**Required work**
Line by line, give the data again exactly as it appears, but without pictures.
+-------+
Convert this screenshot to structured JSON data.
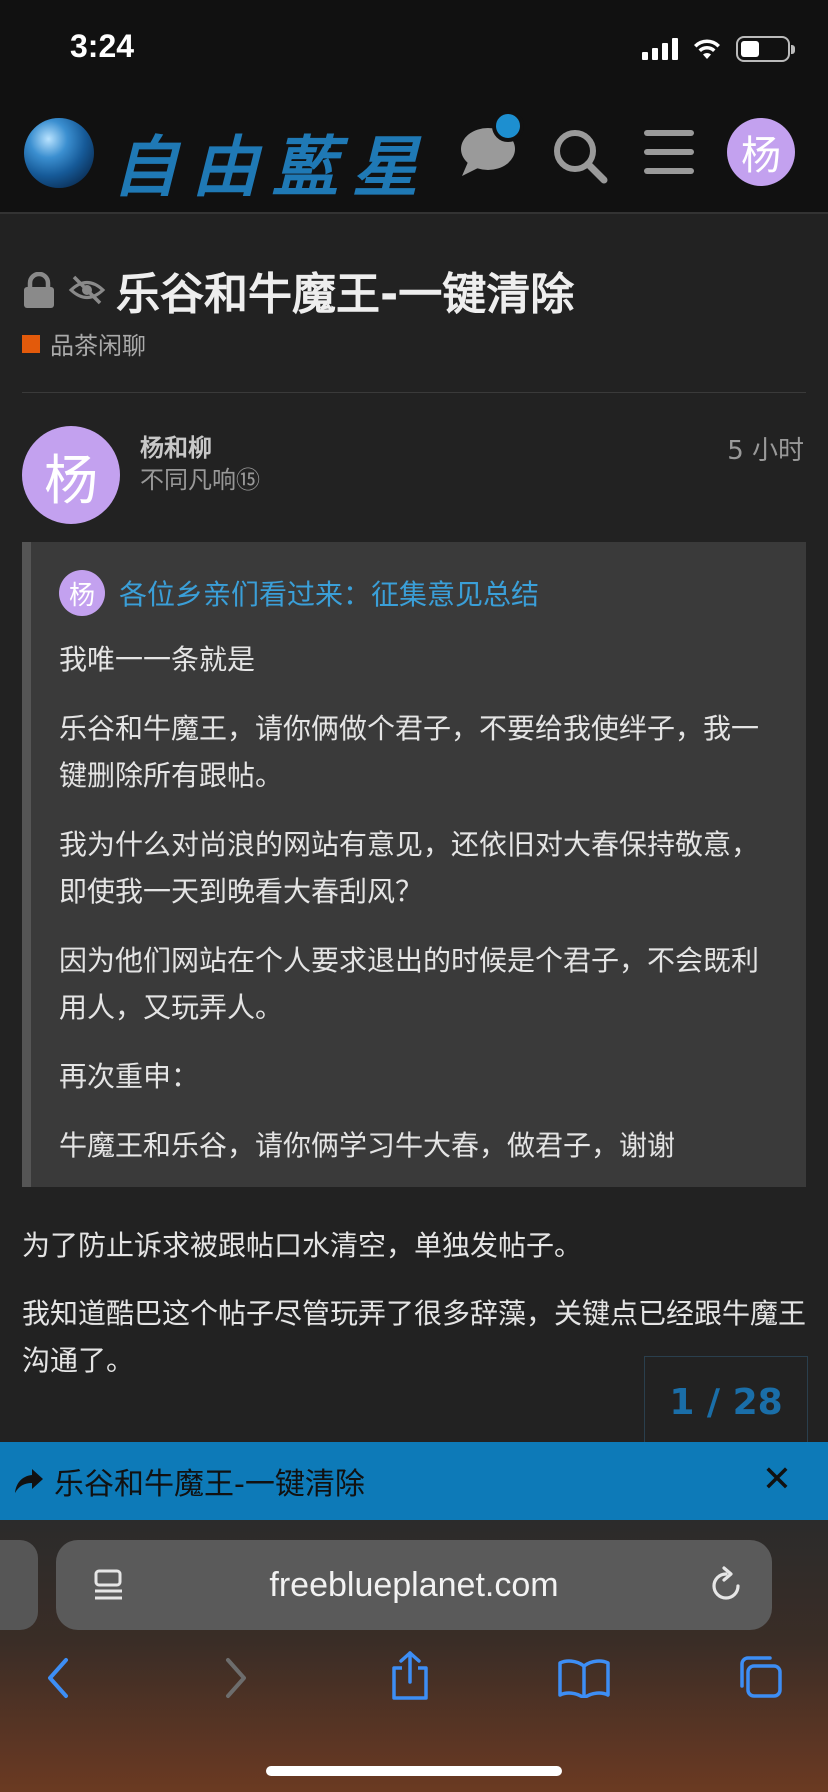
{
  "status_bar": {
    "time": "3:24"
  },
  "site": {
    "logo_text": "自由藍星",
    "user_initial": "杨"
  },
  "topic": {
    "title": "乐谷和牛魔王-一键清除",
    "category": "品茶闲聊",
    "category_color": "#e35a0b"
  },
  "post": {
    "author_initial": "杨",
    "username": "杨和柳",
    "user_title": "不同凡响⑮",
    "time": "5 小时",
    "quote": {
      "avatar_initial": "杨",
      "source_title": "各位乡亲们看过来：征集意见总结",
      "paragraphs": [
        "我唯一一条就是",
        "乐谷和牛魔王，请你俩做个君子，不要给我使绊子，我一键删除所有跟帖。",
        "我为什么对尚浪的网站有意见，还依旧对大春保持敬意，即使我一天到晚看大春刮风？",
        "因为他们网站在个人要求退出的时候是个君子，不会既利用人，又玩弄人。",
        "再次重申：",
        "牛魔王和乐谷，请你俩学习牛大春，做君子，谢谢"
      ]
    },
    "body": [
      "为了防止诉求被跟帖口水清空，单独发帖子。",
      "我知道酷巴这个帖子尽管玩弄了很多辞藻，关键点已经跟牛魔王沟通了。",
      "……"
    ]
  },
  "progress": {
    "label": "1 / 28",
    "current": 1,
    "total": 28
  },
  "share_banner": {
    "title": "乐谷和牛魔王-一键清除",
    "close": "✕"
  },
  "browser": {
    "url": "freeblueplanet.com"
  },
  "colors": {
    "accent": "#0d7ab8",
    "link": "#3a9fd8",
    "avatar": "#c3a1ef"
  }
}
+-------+
**Exercise result**
Convert this screenshot to structured JSON data.
{
  "status_bar": {
    "time": "3:24"
  },
  "site": {
    "logo_text": "自由藍星",
    "user_initial": "杨"
  },
  "topic": {
    "title": "乐谷和牛魔王-一键清除",
    "category": "品茶闲聊",
    "category_color": "#e35a0b"
  },
  "post": {
    "author_initial": "杨",
    "username": "杨和柳",
    "user_title": "不同凡响⑮",
    "time": "5 小时",
    "quote": {
      "avatar_initial": "杨",
      "source_title": "各位乡亲们看过来：征集意见总结",
      "paragraphs": [
        "我唯一一条就是",
        "乐谷和牛魔王，请你俩做个君子，不要给我使绊子，我一键删除所有跟帖。",
        "我为什么对尚浪的网站有意见，还依旧对大春保持敬意，即使我一天到晚看大春刮风？",
        "因为他们网站在个人要求退出的时候是个君子，不会既利用人，又玩弄人。",
        "再次重申：",
        "牛魔王和乐谷，请你俩学习牛大春，做君子，谢谢"
      ]
    },
    "body": [
      "为了防止诉求被跟帖口水清空，单独发帖子。",
      "我知道酷巴这个帖子尽管玩弄了很多辞藻，关键点已经跟牛魔王沟通了。",
      "……"
    ]
  },
  "progress": {
    "label": "1 / 28",
    "current": 1,
    "total": 28
  },
  "share_banner": {
    "title": "乐谷和牛魔王-一键清除",
    "close": "✕"
  },
  "browser": {
    "url": "freeblueplanet.com"
  },
  "colors": {
    "accent": "#0d7ab8",
    "link": "#3a9fd8",
    "avatar": "#c3a1ef"
  }
}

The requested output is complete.